to all individuals among whom the differences exist would soon
positively and profoundly affect all attempts, even those
undertaken by existing official mechanisms, at resolving of those
It is difficult to know what people are thinking about what kind of
future they might like to have, so that we never quite know whether
our ideas about what the commonly shared reality are quite "in
sync" with ideas that others might have on the same subject.
Ordinarily we try to find out what others feel about important
issues by the means of public discourse, but this way has its
drawbacks--the meek and the disenfranchised ones are not encouraged
and enabled to participate in such a discourse, and whatever
reservations and objections those might have usually remain
unheeded, and their discontent is carried into the future to cause
problems there anew. The "silent majority/minority" that rarely
takes a part in the civic discourse might be enticed to participate
in the modeling, because now they would have a chance to influence
their own future by a process that would be freely accessible by
anyone, and by having the opportunity to input the modeling process
everyone would also learn about all the issues pertinent to what
ever aspect of creating the common ideal--the ideal form of
"education! - Ecologically and Socially Sustainable Education: Creating
a Sustainable World. - www.modelearth.org/ecosocsused.html
It has to be born on mind that it would never be individuals
somehow competing in the model, but rather that it would be ideas
competing while forming the desired ideal common existence!
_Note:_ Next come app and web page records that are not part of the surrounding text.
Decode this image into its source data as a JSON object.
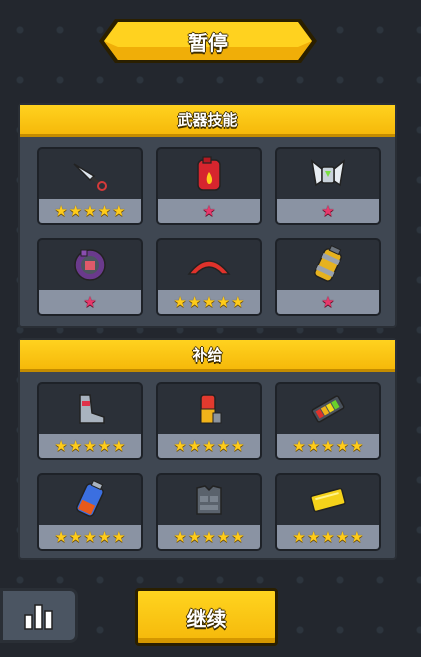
{
  "title": "暂停",
  "weapons_section": {
    "header": "武器技能",
    "items": [
      {
        "icon": "kunai-icon",
        "stars": 5,
        "star_color": "gold"
      },
      {
        "icon": "molotov-canister-icon",
        "stars": 1,
        "star_color": "pink"
      },
      {
        "icon": "guardian-shield-icon",
        "stars": 1,
        "star_color": "pink"
      },
      {
        "icon": "drone-icon",
        "stars": 1,
        "star_color": "pink"
      },
      {
        "icon": "boomerang-icon",
        "stars": 5,
        "star_color": "gold"
      },
      {
        "icon": "grenade-canister-icon",
        "stars": 1,
        "star_color": "pink"
      }
    ]
  },
  "supplies_section": {
    "header": "补给",
    "items": [
      {
        "icon": "armored-boot-icon",
        "stars": 5,
        "star_color": "gold"
      },
      {
        "icon": "energy-drink-icon",
        "stars": 5,
        "star_color": "gold"
      },
      {
        "icon": "battery-pack-icon",
        "stars": 5,
        "star_color": "gold"
      },
      {
        "icon": "fuel-cell-icon",
        "stars": 5,
        "star_color": "gold"
      },
      {
        "icon": "armor-vest-icon",
        "stars": 5,
        "star_color": "gold"
      },
      {
        "icon": "gold-ticket-icon",
        "stars": 5,
        "star_color": "gold"
      }
    ]
  },
  "buttons": {
    "continue_label": "继续",
    "stats_icon": "bar-chart-icon"
  },
  "colors": {
    "accent_yellow": "#ffd21f",
    "panel_bg": "#3f4752",
    "card_bg": "#2b3038",
    "star_gold": "#ffcc1a",
    "star_pink": "#e8386b"
  }
}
By
presenting all of these ideas in a model it would be easier to
"see" what of these ideas are more realistic than others, whereas a
"normal" political is not always this transparent.
Modeling our common reality by all who are supposed to share
it would reveal what all those ideas are, and how they
correspond to each other.
Initially the process of such modeling might, perhaps, be
considered difficult to conduct, but it is worth starting doing,
because the alternative would be to be sorting out the differences
that there are among people in real life in same ways we
have been using since time immemorial without much success so far,
incurring real damage, more often than not.
Furthermore--I am convinced that with this kind modeling it would
be possible to eventually start getting models/visions that would
be depicting more and more a sustainable ways of life, as the model
would be being honed to perfection continuously.
It would be impossible to introduce any opacity into the model (why
bother?)--it is much easier and much more defensible to have the
modeled situation as simple as possible, as transparent as
possible. Imagine any social situation on Earth that would be
transparent--as soon as any nonsensical element would start taking
a hold it would be possible to deal with it before it would give a
cause to any complications.
My CV is at
1984 The Path of
Least Resistance. Salem, MA: DMA Inc., ISBN:
1998 Final Exam
Anthro 415, University of Hawai'i at Manoa (The concept of
the future of the
Meadows, Donella H., Jorgen Randers and Dennis Meadows
2004 Limits to
Growth: The 30-Year Update.
Junction, VT: Chelsea Green Publishing Company